> _What the exercise asks_
With images removed, return the whole listing exactly as written.

> _Supplied records_
-*-*-
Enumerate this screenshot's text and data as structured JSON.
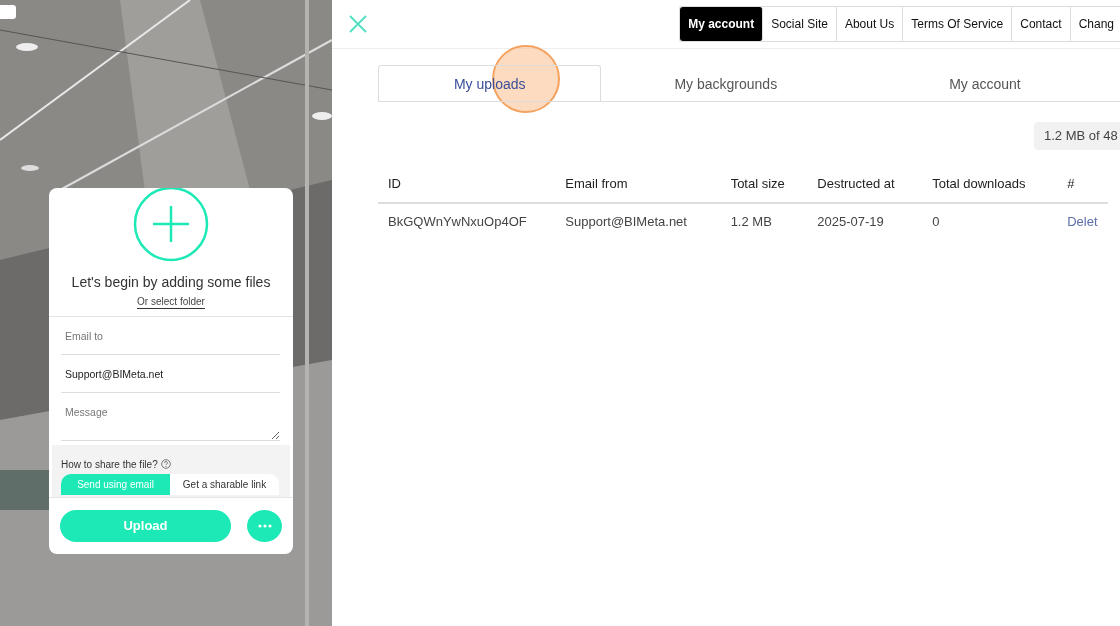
{
  "upload_card": {
    "title": "Let's begin by adding some files",
    "folder_link": "Or select folder",
    "email_to": {
      "placeholder": "Email to"
    },
    "email_from": {
      "value": "Support@BIMeta.net"
    },
    "message": {
      "placeholder": "Message"
    },
    "share": {
      "question": "How to share the file?",
      "options": [
        {
          "label": "Send using email",
          "selected": true
        },
        {
          "label": "Get a sharable link",
          "selected": false
        }
      ]
    },
    "upload_button": "Upload"
  },
  "nav": [
    {
      "label": "My account",
      "selected": true
    },
    {
      "label": "Social Site",
      "selected": false
    },
    {
      "label": "About Us",
      "selected": false
    },
    {
      "label": "Terms Of Service",
      "selected": false
    },
    {
      "label": "Contact",
      "selected": false
    },
    {
      "label": "Chang",
      "selected": false
    }
  ],
  "tabs": [
    {
      "label": "My uploads",
      "selected": true
    },
    {
      "label": "My backgrounds",
      "selected": false
    },
    {
      "label": "My account",
      "selected": false
    }
  ],
  "storage": "1.2 MB of 48",
  "table": {
    "columns": [
      "ID",
      "Email from",
      "Total size",
      "Destructed at",
      "Total downloads",
      "#"
    ],
    "rows": [
      {
        "cells": [
          "BkGQWnYwNxuOp4OF",
          "Support@BIMeta.net",
          "1.2 MB",
          "2025-07-19",
          "0"
        ],
        "action": "Delet"
      }
    ]
  }
}
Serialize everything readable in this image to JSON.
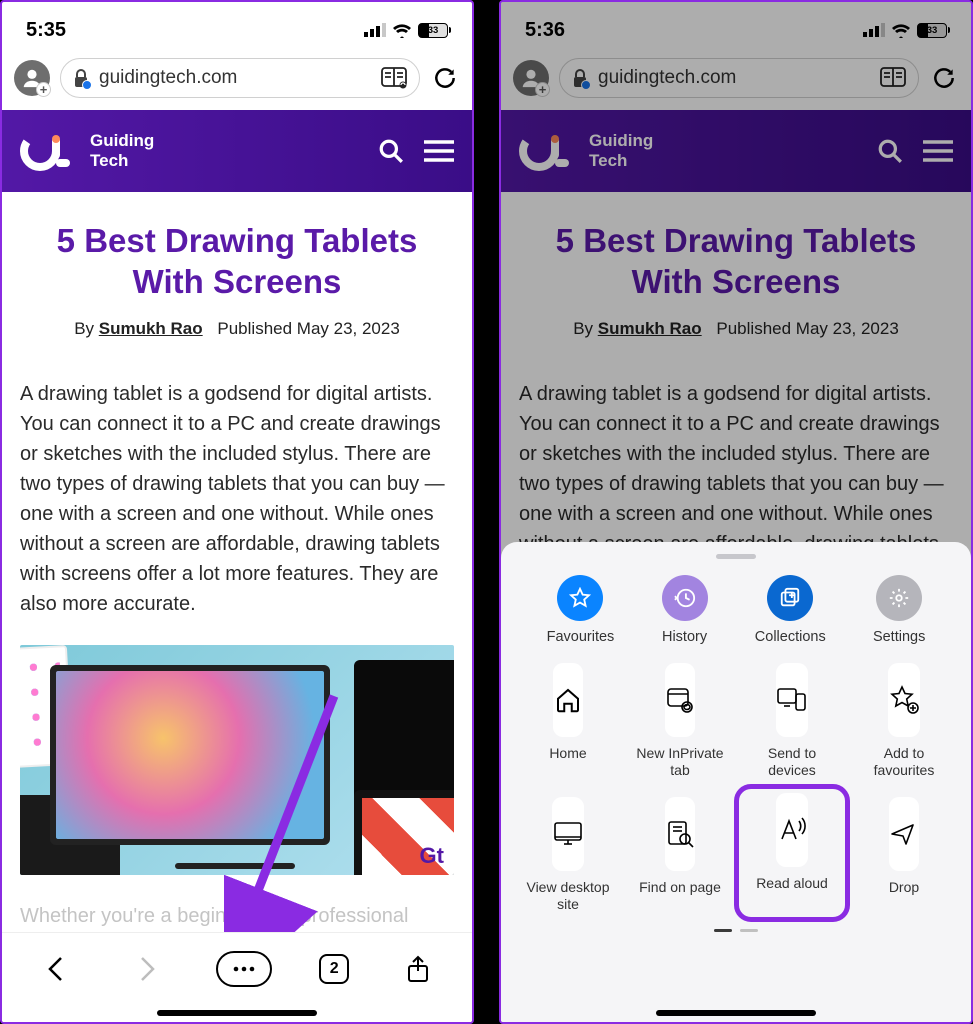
{
  "left": {
    "status": {
      "time": "5:35",
      "battery": "33"
    },
    "browser": {
      "url": "guidingtech.com"
    },
    "site": {
      "name_line1": "Guiding",
      "name_line2": "Tech"
    },
    "article": {
      "title": "5 Best Drawing Tablets With Screens",
      "by_prefix": "By ",
      "author": "Sumukh Rao",
      "published": "Published May 23, 2023",
      "para1": "A drawing tablet is a godsend for digital artists. You can connect it to a PC and create drawings or sketches with the included stylus. There are two types of drawing tablets that you can buy — one with a screen and one without. While ones without a screen are affordable, drawing tablets with screens offer a lot more features. They are also more accurate.",
      "para2": "Whether you're a beginner or a professional looking for a tablet for digital art, consider getting",
      "hero_watermark": "Gt"
    },
    "toolbar": {
      "tab_count": "2"
    }
  },
  "right": {
    "status": {
      "time": "5:36",
      "battery": "33"
    },
    "browser": {
      "url": "guidingtech.com"
    },
    "site": {
      "name_line1": "Guiding",
      "name_line2": "Tech"
    },
    "article": {
      "title": "5 Best Drawing Tablets With Screens",
      "by_prefix": "By ",
      "author": "Sumukh Rao",
      "published": "Published May 23, 2023",
      "para1": "A drawing tablet is a godsend for digital artists. You can connect it to a PC and create drawings or sketches with the included stylus. There are two types of drawing tablets that you can buy — one with a screen and one without. While ones without a screen are affordable, drawing tablets with screens offer a lot more features. They are"
    },
    "sheet": {
      "top": {
        "favourites": "Favourites",
        "history": "History",
        "collections": "Collections",
        "settings": "Settings"
      },
      "tiles": {
        "home": "Home",
        "new_inprivate": "New InPrivate tab",
        "send": "Send to devices",
        "add_fav": "Add to favourites",
        "desktop": "View desktop site",
        "find": "Find on page",
        "read": "Read aloud",
        "drop": "Drop"
      }
    }
  }
}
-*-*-
> _Answer to the exercise_
Enumerate this screenshot's text and data as structured JSON.
{
  "upload_card": {
    "title": "Let's begin by adding some files",
    "folder_link": "Or select folder",
    "email_to": {
      "placeholder": "Email to"
    },
    "email_from": {
      "value": "Support@BIMeta.net"
    },
    "message": {
      "placeholder": "Message"
    },
    "share": {
      "question": "How to share the file?",
      "options": [
        {
          "label": "Send using email",
          "selected": true
        },
        {
          "label": "Get a sharable link",
          "selected": false
        }
      ]
    },
    "upload_button": "Upload"
  },
  "nav": [
    {
      "label": "My account",
      "selected": true
    },
    {
      "label": "Social Site",
      "selected": false
    },
    {
      "label": "About Us",
      "selected": false
    },
    {
      "label": "Terms Of Service",
      "selected": false
    },
    {
      "label": "Contact",
      "selected": false
    },
    {
      "label": "Chang",
      "selected": false
    }
  ],
  "tabs": [
    {
      "label": "My uploads",
      "selected": true
    },
    {
      "label": "My backgrounds",
      "selected": false
    },
    {
      "label": "My account",
      "selected": false
    }
  ],
  "storage": "1.2 MB of 48",
  "table": {
    "columns": [
      "ID",
      "Email from",
      "Total size",
      "Destructed at",
      "Total downloads",
      "#"
    ],
    "rows": [
      {
        "cells": [
          "BkGQWnYwNxuOp4OF",
          "Support@BIMeta.net",
          "1.2 MB",
          "2025-07-19",
          "0"
        ],
        "action": "Delet"
      }
    ]
  }
}
Serialize everything readable in this image to JSON.
{
  "left": {
    "status": {
      "time": "5:35",
      "battery": "33"
    },
    "browser": {
      "url": "guidingtech.com"
    },
    "site": {
      "name_line1": "Guiding",
      "name_line2": "Tech"
    },
    "article": {
      "title": "5 Best Drawing Tablets With Screens",
      "by_prefix": "By ",
      "author": "Sumukh Rao",
      "published": "Published May 23, 2023",
      "para1": "A drawing tablet is a godsend for digital artists. You can connect it to a PC and create drawings or sketches with the included stylus. There are two types of drawing tablets that you can buy — one with a screen and one without. While ones without a screen are affordable, drawing tablets with screens offer a lot more features. They are also more accurate.",
      "para2": "Whether you're a beginner or a professional looking for a tablet for digital art, consider getting",
      "hero_watermark": "Gt"
    },
    "toolbar": {
      "tab_count": "2"
    }
  },
  "right": {
    "status": {
      "time": "5:36",
      "battery": "33"
    },
    "browser": {
      "url": "guidingtech.com"
    },
    "site": {
      "name_line1": "Guiding",
      "name_line2": "Tech"
    },
    "article": {
      "title": "5 Best Drawing Tablets With Screens",
      "by_prefix": "By ",
      "author": "Sumukh Rao",
      "published": "Published May 23, 2023",
      "para1": "A drawing tablet is a godsend for digital artists. You can connect it to a PC and create drawings or sketches with the included stylus. There are two types of drawing tablets that you can buy — one with a screen and one without. While ones without a screen are affordable, drawing tablets with screens offer a lot more features. They are"
    },
    "sheet": {
      "top": {
        "favourites": "Favourites",
        "history": "History",
        "collections": "Collections",
        "settings": "Settings"
      },
      "tiles": {
        "home": "Home",
        "new_inprivate": "New InPrivate tab",
        "send": "Send to devices",
        "add_fav": "Add to favourites",
        "desktop": "View desktop site",
        "find": "Find on page",
        "read": "Read aloud",
        "drop": "Drop"
      }
    }
  }
}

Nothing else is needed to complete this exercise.